[Extracted records]
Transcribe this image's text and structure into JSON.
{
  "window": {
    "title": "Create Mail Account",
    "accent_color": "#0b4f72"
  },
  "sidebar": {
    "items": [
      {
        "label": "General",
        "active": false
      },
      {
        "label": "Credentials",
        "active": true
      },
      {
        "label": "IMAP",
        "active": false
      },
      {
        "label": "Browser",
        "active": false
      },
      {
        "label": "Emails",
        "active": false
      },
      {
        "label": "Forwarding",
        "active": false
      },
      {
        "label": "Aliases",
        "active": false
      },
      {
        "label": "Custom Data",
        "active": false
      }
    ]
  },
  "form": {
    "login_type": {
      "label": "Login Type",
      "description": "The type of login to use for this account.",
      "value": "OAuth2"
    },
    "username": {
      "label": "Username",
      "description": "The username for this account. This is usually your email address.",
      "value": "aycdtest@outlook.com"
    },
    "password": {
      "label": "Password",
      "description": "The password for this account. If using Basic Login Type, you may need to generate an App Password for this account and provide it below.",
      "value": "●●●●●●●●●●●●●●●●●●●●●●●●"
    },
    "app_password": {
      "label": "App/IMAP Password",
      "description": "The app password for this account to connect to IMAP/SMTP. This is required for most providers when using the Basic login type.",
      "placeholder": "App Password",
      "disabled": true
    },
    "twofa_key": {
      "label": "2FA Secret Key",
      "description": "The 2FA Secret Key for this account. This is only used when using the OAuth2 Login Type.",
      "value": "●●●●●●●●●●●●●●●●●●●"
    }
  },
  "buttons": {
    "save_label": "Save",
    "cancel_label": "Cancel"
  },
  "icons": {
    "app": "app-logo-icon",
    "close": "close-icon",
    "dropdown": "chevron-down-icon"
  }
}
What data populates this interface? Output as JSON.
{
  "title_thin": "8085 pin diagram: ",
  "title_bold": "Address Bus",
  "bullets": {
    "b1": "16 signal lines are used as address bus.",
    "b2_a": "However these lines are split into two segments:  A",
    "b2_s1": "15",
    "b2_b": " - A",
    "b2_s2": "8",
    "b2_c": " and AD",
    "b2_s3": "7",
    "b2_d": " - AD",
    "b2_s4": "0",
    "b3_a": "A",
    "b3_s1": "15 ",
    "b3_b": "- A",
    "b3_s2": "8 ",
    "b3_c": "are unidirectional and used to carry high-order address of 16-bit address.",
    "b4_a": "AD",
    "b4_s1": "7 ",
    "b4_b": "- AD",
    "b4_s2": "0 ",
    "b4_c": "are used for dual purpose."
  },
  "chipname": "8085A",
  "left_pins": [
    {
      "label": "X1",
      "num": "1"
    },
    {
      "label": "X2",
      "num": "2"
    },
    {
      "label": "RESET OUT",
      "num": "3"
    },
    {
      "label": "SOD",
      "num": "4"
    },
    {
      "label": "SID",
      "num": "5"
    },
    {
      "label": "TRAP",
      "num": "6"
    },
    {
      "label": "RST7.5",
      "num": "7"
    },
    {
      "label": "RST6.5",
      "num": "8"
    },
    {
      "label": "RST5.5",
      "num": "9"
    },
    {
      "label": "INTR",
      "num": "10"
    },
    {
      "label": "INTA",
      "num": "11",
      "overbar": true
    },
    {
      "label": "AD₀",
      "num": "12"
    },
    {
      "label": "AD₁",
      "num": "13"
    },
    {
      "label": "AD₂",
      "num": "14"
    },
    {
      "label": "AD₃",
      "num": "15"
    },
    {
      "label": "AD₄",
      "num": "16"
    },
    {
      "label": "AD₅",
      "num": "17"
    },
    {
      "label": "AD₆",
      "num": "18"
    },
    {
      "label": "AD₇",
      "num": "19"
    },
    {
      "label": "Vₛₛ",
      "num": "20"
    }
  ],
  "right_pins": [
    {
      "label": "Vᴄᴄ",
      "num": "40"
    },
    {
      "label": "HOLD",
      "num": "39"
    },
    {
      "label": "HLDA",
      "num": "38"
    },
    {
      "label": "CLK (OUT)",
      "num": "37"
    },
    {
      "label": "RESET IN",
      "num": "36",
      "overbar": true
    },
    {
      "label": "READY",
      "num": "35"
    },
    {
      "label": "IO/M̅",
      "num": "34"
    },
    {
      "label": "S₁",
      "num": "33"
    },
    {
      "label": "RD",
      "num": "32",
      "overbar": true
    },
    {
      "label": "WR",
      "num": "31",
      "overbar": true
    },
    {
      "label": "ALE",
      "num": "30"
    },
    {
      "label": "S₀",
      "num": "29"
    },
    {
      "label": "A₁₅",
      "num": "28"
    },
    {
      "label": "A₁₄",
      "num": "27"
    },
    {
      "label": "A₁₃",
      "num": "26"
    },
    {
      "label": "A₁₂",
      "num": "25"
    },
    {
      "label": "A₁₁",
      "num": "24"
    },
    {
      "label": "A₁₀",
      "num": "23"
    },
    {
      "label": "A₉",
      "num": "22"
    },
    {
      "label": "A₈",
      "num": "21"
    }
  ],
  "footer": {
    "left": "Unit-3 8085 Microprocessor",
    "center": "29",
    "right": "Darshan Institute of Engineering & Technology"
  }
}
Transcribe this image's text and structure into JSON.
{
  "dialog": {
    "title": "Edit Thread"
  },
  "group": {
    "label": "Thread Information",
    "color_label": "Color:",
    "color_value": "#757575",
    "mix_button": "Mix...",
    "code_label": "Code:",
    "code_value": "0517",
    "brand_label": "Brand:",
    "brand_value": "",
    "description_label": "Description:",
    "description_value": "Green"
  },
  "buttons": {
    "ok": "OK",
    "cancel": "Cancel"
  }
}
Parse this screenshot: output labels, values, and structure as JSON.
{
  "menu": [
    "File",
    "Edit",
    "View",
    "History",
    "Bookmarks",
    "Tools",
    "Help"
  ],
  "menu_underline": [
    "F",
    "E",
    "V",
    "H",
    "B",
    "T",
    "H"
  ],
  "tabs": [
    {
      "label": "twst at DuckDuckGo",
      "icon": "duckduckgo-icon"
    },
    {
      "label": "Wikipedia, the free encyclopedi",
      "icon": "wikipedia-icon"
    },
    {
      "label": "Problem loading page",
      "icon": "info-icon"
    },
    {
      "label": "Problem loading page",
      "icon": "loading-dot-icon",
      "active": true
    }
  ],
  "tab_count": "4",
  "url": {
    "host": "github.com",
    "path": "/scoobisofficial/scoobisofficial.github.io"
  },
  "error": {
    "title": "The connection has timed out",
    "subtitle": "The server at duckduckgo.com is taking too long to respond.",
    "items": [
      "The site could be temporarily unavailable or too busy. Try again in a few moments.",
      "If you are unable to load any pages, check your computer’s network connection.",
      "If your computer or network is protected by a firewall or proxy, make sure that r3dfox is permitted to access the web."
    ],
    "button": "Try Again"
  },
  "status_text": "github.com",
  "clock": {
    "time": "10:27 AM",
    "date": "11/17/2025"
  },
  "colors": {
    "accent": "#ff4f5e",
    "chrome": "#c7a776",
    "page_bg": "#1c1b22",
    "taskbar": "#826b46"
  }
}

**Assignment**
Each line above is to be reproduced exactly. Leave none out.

**Exercise response**
Transcribe this image's text and structure into JSON.
{
  "window": {
    "title": "Create Mail Account",
    "accent_color": "#0b4f72"
  },
  "sidebar": {
    "items": [
      {
        "label": "General",
        "active": false
      },
      {
        "label": "Credentials",
        "active": true
      },
      {
        "label": "IMAP",
        "active": false
      },
      {
        "label": "Browser",
        "active": false
      },
      {
        "label": "Emails",
        "active": false
      },
      {
        "label": "Forwarding",
        "active": false
      },
      {
        "label": "Aliases",
        "active": false
      },
      {
        "label": "Custom Data",
        "active": false
      }
    ]
  },
  "form": {
    "login_type": {
      "label": "Login Type",
      "description": "The type of login to use for this account.",
      "value": "OAuth2"
    },
    "username": {
      "label": "Username",
      "description": "The username for this account. This is usually your email address.",
      "value": "aycdtest@outlook.com"
    },
    "password": {
      "label": "Password",
      "description": "The password for this account. If using Basic Login Type, you may need to generate an App Password for this account and provide it below.",
      "value": "●●●●●●●●●●●●●●●●●●●●●●●●"
    },
    "app_password": {
      "label": "App/IMAP Password",
      "description": "The app password for this account to connect to IMAP/SMTP. This is required for most providers when using the Basic login type.",
      "placeholder": "App Password",
      "disabled": true
    },
    "twofa_key": {
      "label": "2FA Secret Key",
      "description": "The 2FA Secret Key for this account. This is only used when using the OAuth2 Login Type.",
      "value": "●●●●●●●●●●●●●●●●●●●"
    }
  },
  "buttons": {
    "save_label": "Save",
    "cancel_label": "Cancel"
  },
  "icons": {
    "app": "app-logo-icon",
    "close": "close-icon",
    "dropdown": "chevron-down-icon"
  }
}
What data populates this interface? Output as JSON.
{
  "title_thin": "8085 pin diagram: ",
  "title_bold": "Address Bus",
  "bullets": {
    "b1": "16 signal lines are used as address bus.",
    "b2_a": "However these lines are split into two segments:  A",
    "b2_s1": "15",
    "b2_b": " - A",
    "b2_s2": "8",
    "b2_c": " and AD",
    "b2_s3": "7",
    "b2_d": " - AD",
    "b2_s4": "0",
    "b3_a": "A",
    "b3_s1": "15 ",
    "b3_b": "- A",
    "b3_s2": "8 ",
    "b3_c": "are unidirectional and used to carry high-order address of 16-bit address.",
    "b4_a": "AD",
    "b4_s1": "7 ",
    "b4_b": "- AD",
    "b4_s2": "0 ",
    "b4_c": "are used for dual purpose."
  },
  "chipname": "8085A",
  "left_pins": [
    {
      "label": "X1",
      "num": "1"
    },
    {
      "label": "X2",
      "num": "2"
    },
    {
      "label": "RESET OUT",
      "num": "3"
    },
    {
      "label": "SOD",
      "num": "4"
    },
    {
      "label": "SID",
      "num": "5"
    },
    {
      "label": "TRAP",
      "num": "6"
    },
    {
      "label": "RST7.5",
      "num": "7"
    },
    {
      "label": "RST6.5",
      "num": "8"
    },
    {
      "label": "RST5.5",
      "num": "9"
    },
    {
      "label": "INTR",
      "num": "10"
    },
    {
      "label": "INTA",
      "num": "11",
      "overbar": true
    },
    {
      "label": "AD₀",
      "num": "12"
    },
    {
      "label": "AD₁",
      "num": "13"
    },
    {
      "label": "AD₂",
      "num": "14"
    },
    {
      "label": "AD₃",
      "num": "15"
    },
    {
      "label": "AD₄",
      "num": "16"
    },
    {
      "label": "AD₅",
      "num": "17"
    },
    {
      "label": "AD₆",
      "num": "18"
    },
    {
      "label": "AD₇",
      "num": "19"
    },
    {
      "label": "Vₛₛ",
      "num": "20"
    }
  ],
  "right_pins": [
    {
      "label": "Vᴄᴄ",
      "num": "40"
    },
    {
      "label": "HOLD",
      "num": "39"
    },
    {
      "label": "HLDA",
      "num": "38"
    },
    {
      "label": "CLK (OUT)",
      "num": "37"
    },
    {
      "label": "RESET IN",
      "num": "36",
      "overbar": true
    },
    {
      "label": "READY",
      "num": "35"
    },
    {
      "label": "IO/M̅",
      "num": "34"
    },
    {
      "label": "S₁",
      "num": "33"
    },
    {
      "label": "RD",
      "num": "32",
      "overbar": true
    },
    {
      "label": "WR",
      "num": "31",
      "overbar": true
    },
    {
      "label": "ALE",
      "num": "30"
    },
    {
      "label": "S₀",
      "num": "29"
    },
    {
      "label": "A₁₅",
      "num": "28"
    },
    {
      "label": "A₁₄",
      "num": "27"
    },
    {
      "label": "A₁₃",
      "num": "26"
    },
    {
      "label": "A₁₂",
      "num": "25"
    },
    {
      "label": "A₁₁",
      "num": "24"
    },
    {
      "label": "A₁₀",
      "num": "23"
    },
    {
      "label": "A₉",
      "num": "22"
    },
    {
      "label": "A₈",
      "num": "21"
    }
  ],
  "footer": {
    "left": "Unit-3 8085 Microprocessor",
    "center": "29",
    "right": "Darshan Institute of Engineering & Technology"
  }
}
Transcribe this image's text and structure into JSON.
{
  "dialog": {
    "title": "Edit Thread"
  },
  "group": {
    "label": "Thread Information",
    "color_label": "Color:",
    "color_value": "#757575",
    "mix_button": "Mix...",
    "code_label": "Code:",
    "code_value": "0517",
    "brand_label": "Brand:",
    "brand_value": "",
    "description_label": "Description:",
    "description_value": "Green"
  },
  "buttons": {
    "ok": "OK",
    "cancel": "Cancel"
  }
}
Parse this screenshot: output labels, values, and structure as JSON.
{
  "menu": [
    "File",
    "Edit",
    "View",
    "History",
    "Bookmarks",
    "Tools",
    "Help"
  ],
  "menu_underline": [
    "F",
    "E",
    "V",
    "H",
    "B",
    "T",
    "H"
  ],
  "tabs": [
    {
      "label": "twst at DuckDuckGo",
      "icon": "duckduckgo-icon"
    },
    {
      "label": "Wikipedia, the free encyclopedi",
      "icon": "wikipedia-icon"
    },
    {
      "label": "Problem loading page",
      "icon": "info-icon"
    },
    {
      "label": "Problem loading page",
      "icon": "loading-dot-icon",
      "active": true
    }
  ],
  "tab_count": "4",
  "url": {
    "host": "github.com",
    "path": "/scoobisofficial/scoobisofficial.github.io"
  },
  "error": {
    "title": "The connection has timed out",
    "subtitle": "The server at duckduckgo.com is taking too long to respond.",
    "items": [
      "The site could be temporarily unavailable or too busy. Try again in a few moments.",
      "If you are unable to load any pages, check your computer’s network connection.",
      "If your computer or network is protected by a firewall or proxy, make sure that r3dfox is permitted to access the web."
    ],
    "button": "Try Again"
  },
  "status_text": "github.com",
  "clock": {
    "time": "10:27 AM",
    "date": "11/17/2025"
  },
  "colors": {
    "accent": "#ff4f5e",
    "chrome": "#c7a776",
    "page_bg": "#1c1b22",
    "taskbar": "#826b46"
  }
}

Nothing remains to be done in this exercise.